Page and application data records:
══════════
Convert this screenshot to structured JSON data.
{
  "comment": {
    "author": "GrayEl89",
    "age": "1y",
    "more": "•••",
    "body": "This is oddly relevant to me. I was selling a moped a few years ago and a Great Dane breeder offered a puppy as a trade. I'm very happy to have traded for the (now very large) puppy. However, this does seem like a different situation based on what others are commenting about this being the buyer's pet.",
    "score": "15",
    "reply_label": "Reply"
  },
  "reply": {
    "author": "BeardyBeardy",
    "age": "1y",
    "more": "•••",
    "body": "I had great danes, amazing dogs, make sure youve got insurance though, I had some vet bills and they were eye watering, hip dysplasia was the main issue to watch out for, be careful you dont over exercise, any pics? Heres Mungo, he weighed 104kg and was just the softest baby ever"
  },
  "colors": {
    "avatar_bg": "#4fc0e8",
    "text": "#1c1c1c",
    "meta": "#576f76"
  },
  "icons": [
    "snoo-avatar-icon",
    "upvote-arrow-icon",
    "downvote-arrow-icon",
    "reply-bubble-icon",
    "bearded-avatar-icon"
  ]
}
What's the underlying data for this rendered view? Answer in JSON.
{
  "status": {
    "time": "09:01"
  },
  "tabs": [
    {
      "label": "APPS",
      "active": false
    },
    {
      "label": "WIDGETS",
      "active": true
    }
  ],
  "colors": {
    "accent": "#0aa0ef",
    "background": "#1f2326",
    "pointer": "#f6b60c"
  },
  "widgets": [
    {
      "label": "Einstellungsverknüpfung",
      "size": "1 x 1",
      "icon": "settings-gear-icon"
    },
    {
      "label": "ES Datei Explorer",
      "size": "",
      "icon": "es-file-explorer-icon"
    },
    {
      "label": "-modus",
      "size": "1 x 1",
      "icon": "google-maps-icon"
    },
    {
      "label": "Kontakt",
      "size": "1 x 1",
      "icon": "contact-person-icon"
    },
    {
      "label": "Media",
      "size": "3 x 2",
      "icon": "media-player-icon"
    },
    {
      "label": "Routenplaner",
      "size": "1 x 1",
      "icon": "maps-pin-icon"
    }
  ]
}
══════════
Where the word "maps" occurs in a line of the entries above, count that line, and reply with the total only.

2